WHAT IS NEEDED:
Each entry should be duplicated verbatim; its pictures should not be.

RECORDS:
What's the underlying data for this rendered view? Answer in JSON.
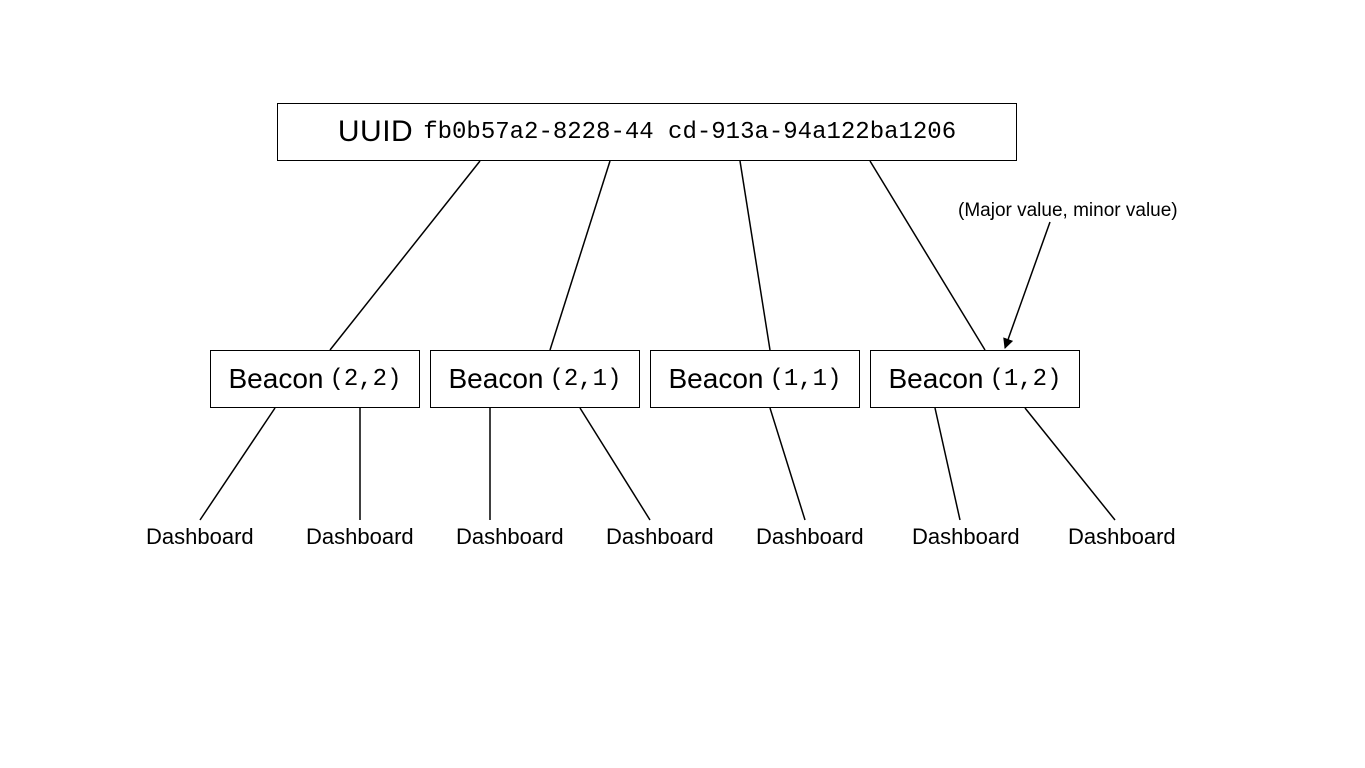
{
  "root": {
    "label": "UUID",
    "value": "fb0b57a2-8228-44 cd-913a-94a122ba1206"
  },
  "annotation": "(Major value, minor value)",
  "beacons": [
    {
      "label": "Beacon",
      "coords": "(2,2)"
    },
    {
      "label": "Beacon",
      "coords": "(2,1)"
    },
    {
      "label": "Beacon",
      "coords": "(1,1)"
    },
    {
      "label": "Beacon",
      "coords": "(1,2)"
    }
  ],
  "dashboards": [
    "Dashboard",
    "Dashboard",
    "Dashboard",
    "Dashboard",
    "Dashboard",
    "Dashboard",
    "Dashboard"
  ]
}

SOLVED EXERCISE:
What's the underlying data for this rendered view? Answer in JSON.
{
  "root": {
    "label": "UUID",
    "value": "fb0b57a2-8228-44 cd-913a-94a122ba1206"
  },
  "annotation": "(Major value, minor value)",
  "beacons": [
    {
      "label": "Beacon",
      "coords": "(2,2)"
    },
    {
      "label": "Beacon",
      "coords": "(2,1)"
    },
    {
      "label": "Beacon",
      "coords": "(1,1)"
    },
    {
      "label": "Beacon",
      "coords": "(1,2)"
    }
  ],
  "dashboards": [
    "Dashboard",
    "Dashboard",
    "Dashboard",
    "Dashboard",
    "Dashboard",
    "Dashboard",
    "Dashboard"
  ]
}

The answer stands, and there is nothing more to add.